When copying the records below, omit any image and print everything else exactly.

*** Dataset extract Section Begins ***

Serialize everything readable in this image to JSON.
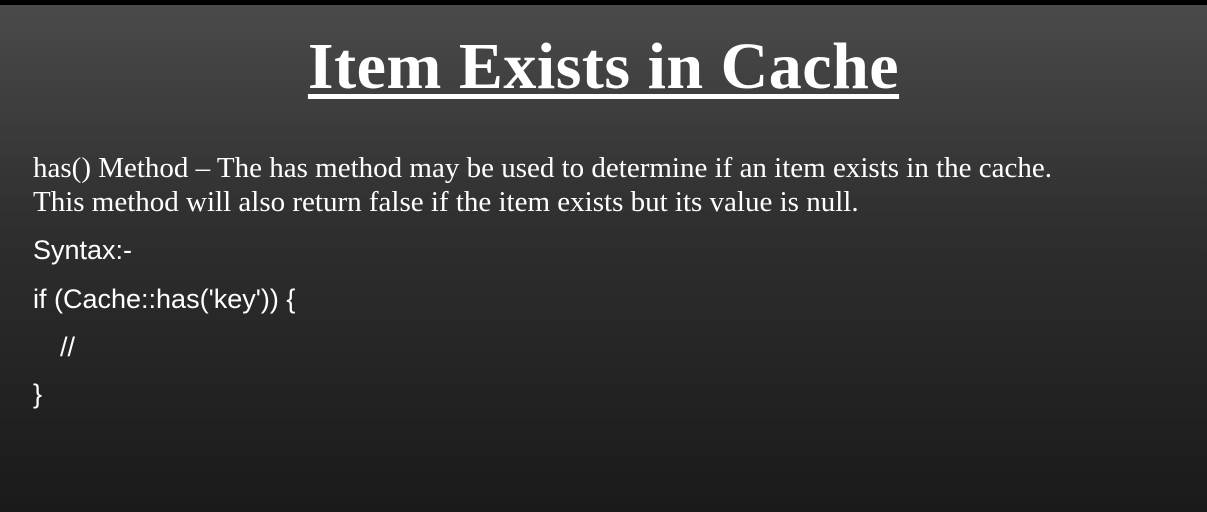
{
  "slide": {
    "title": "Item Exists in Cache",
    "description_line1": "has() Method –  The has method may be used to determine if an item exists in the cache.",
    "description_line2": "This method will also return false if the item exists but its value is null.",
    "syntax_label": "Syntax:-",
    "code": [
      "if (Cache::has('key')) {",
      "//",
      "}"
    ]
  }
}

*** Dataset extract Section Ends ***

• [Task answer]
Serialize everything readable in this image to JSON.
{
  "slide": {
    "title": "Item Exists in Cache",
    "description_line1": "has() Method –  The has method may be used to determine if an item exists in the cache.",
    "description_line2": "This method will also return false if the item exists but its value is null.",
    "syntax_label": "Syntax:-",
    "code": [
      "if (Cache::has('key')) {",
      "//",
      "}"
    ]
  }
}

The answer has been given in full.